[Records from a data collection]
____
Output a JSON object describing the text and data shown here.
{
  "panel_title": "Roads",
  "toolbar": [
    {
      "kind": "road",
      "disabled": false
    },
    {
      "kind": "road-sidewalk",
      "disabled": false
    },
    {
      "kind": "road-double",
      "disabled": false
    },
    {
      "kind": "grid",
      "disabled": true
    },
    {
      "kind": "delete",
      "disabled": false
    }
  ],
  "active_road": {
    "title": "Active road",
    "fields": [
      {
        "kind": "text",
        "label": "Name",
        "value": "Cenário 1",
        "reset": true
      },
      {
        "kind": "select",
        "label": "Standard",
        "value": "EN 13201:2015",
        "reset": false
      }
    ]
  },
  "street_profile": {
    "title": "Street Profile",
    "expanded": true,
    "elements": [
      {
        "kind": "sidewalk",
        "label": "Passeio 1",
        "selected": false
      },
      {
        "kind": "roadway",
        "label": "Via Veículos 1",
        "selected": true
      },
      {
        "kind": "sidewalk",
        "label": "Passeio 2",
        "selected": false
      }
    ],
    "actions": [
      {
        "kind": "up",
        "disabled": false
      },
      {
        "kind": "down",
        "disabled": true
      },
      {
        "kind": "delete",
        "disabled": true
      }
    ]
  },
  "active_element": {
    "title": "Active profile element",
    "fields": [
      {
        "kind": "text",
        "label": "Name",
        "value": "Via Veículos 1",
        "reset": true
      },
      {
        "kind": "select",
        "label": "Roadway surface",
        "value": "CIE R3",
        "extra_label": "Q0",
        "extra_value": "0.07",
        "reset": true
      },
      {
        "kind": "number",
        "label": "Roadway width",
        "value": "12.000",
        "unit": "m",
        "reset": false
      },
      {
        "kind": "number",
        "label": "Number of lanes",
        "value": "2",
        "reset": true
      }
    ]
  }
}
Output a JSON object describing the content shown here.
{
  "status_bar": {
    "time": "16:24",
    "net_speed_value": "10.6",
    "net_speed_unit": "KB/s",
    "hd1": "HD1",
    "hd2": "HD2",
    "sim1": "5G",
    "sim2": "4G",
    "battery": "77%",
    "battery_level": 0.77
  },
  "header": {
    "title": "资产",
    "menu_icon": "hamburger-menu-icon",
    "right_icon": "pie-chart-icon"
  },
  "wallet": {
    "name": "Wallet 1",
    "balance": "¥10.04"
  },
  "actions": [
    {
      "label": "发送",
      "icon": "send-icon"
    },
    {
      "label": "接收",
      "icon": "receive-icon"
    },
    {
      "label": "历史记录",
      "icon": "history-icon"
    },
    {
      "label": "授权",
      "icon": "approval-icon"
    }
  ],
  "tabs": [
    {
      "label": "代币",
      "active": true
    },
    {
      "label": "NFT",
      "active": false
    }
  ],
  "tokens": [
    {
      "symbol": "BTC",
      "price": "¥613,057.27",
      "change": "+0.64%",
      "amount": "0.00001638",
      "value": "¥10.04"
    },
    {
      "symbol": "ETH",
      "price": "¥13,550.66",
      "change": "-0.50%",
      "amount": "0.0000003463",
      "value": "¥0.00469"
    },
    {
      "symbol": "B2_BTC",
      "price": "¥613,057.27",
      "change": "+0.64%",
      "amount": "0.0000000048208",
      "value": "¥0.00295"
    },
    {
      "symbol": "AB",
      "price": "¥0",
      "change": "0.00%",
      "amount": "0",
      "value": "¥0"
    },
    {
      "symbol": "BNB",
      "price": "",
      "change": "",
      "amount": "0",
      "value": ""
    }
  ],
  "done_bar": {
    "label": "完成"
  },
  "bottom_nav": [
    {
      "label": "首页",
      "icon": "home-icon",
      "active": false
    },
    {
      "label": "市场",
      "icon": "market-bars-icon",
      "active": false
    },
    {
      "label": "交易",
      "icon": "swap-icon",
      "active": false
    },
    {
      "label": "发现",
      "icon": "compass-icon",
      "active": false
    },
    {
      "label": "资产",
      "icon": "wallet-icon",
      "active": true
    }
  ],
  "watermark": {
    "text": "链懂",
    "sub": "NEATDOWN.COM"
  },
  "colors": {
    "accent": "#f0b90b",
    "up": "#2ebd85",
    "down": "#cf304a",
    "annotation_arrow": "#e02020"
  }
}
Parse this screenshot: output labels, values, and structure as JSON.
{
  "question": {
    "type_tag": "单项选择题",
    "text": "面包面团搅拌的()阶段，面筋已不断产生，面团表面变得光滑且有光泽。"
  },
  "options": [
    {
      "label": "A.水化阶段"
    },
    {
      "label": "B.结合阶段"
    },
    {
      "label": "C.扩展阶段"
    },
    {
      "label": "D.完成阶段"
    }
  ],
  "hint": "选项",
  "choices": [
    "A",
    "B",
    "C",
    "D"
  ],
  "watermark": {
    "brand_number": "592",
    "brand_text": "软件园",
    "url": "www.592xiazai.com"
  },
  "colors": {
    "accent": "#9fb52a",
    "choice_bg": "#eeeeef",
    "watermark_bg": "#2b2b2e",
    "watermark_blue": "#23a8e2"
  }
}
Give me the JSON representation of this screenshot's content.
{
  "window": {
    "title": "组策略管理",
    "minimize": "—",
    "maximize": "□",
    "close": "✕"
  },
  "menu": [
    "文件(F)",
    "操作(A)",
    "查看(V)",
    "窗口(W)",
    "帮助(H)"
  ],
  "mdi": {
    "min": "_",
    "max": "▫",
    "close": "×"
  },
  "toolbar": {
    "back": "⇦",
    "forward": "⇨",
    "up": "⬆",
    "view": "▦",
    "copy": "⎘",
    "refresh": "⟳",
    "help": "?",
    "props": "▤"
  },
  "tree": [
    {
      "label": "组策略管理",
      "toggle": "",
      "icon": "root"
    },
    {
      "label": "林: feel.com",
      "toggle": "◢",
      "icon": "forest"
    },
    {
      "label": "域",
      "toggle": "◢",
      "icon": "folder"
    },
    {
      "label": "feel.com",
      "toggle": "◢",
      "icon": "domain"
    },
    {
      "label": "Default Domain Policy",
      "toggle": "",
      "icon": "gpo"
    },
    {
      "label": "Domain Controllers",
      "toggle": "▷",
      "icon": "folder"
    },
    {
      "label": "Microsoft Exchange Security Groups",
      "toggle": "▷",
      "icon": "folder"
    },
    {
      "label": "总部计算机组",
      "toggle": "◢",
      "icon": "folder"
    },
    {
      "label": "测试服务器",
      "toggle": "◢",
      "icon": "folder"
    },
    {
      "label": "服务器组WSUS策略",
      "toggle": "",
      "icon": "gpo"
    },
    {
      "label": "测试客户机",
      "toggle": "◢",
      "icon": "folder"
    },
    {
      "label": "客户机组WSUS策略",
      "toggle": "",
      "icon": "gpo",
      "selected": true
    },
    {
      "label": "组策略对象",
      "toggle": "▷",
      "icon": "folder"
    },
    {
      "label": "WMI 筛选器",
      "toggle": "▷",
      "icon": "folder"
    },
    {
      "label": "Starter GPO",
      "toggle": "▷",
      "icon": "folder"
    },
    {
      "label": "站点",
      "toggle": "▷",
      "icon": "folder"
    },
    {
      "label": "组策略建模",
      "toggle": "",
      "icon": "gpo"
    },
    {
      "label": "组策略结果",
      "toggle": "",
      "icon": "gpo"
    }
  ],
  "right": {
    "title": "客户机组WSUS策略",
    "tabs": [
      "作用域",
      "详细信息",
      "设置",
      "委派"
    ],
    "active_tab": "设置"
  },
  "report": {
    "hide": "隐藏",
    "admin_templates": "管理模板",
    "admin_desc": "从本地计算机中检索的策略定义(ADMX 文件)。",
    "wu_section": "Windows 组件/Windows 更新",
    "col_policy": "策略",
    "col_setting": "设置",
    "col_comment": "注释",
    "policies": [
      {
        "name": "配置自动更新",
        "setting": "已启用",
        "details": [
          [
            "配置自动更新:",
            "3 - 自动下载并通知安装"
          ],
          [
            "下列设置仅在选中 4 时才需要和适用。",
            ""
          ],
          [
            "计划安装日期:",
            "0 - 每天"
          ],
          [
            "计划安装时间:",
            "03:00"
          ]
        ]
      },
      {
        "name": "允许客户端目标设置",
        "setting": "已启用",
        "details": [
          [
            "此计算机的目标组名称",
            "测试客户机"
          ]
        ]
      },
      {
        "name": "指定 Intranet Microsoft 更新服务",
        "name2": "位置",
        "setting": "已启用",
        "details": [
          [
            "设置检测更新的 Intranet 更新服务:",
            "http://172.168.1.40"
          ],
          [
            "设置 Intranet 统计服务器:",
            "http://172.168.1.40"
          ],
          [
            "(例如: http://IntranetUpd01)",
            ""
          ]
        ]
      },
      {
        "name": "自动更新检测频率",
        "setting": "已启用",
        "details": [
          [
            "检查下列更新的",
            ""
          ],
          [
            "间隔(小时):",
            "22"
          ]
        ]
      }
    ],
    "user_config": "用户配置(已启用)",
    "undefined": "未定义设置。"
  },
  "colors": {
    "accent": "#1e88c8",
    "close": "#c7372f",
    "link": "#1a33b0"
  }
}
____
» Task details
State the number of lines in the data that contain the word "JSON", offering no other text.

» Your solution
4